**WORK TO COMPLETE**
State the number of lines in the following data that contain the string "JSON", and nothing else.
-------------------------
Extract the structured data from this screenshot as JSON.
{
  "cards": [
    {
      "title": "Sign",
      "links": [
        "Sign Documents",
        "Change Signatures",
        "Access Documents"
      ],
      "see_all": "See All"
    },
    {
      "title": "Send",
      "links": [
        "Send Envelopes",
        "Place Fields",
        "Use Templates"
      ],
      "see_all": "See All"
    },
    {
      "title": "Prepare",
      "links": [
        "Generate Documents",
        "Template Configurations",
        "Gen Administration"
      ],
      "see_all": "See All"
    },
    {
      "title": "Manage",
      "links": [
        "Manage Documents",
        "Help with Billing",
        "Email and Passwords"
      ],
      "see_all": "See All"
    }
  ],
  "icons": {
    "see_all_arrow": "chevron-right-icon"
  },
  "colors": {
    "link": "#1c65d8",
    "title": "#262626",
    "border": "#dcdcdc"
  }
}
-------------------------
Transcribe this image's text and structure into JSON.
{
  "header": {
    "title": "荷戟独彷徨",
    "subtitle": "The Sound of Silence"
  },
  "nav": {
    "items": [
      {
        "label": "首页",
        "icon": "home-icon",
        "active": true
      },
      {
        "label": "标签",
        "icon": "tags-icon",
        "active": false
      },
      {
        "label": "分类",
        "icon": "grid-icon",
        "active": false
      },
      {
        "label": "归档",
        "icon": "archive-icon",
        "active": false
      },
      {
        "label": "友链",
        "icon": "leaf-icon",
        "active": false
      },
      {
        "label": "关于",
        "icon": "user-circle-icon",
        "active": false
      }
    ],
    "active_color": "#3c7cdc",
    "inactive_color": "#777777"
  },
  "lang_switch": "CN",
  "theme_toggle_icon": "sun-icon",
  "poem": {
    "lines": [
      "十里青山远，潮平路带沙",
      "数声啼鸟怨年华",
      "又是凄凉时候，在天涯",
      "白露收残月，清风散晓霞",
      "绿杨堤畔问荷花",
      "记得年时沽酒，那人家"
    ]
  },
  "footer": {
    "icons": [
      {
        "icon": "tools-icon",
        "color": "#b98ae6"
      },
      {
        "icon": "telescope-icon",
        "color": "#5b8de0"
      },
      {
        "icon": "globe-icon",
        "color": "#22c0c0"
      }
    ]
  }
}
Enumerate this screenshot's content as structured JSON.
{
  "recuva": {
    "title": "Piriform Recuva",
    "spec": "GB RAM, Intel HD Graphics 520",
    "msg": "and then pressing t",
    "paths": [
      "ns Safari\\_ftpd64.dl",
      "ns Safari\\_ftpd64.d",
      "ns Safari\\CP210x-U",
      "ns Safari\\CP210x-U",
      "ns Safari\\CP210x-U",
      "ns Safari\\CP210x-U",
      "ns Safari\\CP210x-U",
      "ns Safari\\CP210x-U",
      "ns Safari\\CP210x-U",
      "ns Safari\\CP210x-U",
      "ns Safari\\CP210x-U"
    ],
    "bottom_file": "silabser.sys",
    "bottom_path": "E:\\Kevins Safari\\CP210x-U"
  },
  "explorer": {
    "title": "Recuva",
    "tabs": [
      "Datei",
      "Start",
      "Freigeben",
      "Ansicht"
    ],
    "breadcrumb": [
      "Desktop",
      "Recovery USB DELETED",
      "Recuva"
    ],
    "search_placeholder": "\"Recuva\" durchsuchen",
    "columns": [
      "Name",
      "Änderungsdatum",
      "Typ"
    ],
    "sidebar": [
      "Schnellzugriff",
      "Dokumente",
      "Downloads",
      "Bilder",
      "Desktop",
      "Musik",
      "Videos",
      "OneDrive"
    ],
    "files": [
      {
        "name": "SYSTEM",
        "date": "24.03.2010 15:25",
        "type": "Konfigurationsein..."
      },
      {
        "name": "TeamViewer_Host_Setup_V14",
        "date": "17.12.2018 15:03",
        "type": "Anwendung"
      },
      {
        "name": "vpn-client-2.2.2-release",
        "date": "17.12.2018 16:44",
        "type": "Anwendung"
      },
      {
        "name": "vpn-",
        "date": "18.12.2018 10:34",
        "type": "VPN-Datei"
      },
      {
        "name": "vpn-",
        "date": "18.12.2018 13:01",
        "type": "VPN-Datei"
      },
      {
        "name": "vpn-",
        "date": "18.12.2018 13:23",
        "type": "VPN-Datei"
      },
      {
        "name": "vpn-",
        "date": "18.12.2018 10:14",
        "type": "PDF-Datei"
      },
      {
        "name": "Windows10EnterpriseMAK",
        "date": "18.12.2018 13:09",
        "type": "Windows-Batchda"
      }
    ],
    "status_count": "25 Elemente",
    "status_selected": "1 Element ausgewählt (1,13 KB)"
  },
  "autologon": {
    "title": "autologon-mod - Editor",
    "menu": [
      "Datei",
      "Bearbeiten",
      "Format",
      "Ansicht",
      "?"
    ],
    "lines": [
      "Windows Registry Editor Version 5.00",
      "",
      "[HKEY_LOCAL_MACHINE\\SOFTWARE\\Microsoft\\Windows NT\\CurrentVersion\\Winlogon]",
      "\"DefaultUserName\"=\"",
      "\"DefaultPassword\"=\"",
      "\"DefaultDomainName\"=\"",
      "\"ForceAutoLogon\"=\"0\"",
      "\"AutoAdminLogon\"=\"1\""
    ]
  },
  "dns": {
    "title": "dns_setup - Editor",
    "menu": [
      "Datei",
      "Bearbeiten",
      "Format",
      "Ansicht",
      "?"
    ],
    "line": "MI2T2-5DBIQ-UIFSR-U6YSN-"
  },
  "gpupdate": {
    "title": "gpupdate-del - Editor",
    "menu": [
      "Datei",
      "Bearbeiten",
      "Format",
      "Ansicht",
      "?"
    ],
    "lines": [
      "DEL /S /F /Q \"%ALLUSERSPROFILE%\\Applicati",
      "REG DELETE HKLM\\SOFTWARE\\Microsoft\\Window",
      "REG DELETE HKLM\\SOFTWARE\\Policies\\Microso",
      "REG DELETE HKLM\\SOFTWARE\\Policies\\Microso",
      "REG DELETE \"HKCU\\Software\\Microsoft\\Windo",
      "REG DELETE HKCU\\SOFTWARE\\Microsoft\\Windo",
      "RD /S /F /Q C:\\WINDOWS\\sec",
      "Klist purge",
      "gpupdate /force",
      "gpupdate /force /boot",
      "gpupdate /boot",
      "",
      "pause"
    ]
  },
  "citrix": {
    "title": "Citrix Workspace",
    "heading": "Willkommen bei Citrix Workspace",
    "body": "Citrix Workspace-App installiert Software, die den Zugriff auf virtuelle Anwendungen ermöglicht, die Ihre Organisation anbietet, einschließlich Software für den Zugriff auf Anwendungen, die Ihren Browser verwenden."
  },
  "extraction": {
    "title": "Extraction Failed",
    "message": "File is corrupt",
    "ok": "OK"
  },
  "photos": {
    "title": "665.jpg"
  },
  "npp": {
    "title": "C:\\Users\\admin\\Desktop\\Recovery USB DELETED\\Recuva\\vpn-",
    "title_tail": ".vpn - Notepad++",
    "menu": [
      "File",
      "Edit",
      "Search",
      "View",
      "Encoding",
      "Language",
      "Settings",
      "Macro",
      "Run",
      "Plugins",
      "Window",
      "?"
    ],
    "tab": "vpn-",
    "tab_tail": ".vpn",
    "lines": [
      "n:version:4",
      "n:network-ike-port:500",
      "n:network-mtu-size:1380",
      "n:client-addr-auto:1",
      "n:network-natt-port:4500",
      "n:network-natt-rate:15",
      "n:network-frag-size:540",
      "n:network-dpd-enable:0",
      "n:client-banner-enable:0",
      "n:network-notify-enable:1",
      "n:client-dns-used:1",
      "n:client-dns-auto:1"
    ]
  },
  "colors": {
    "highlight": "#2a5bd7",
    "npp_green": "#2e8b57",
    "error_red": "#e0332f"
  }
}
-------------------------
**YOUR SOLUTION**
3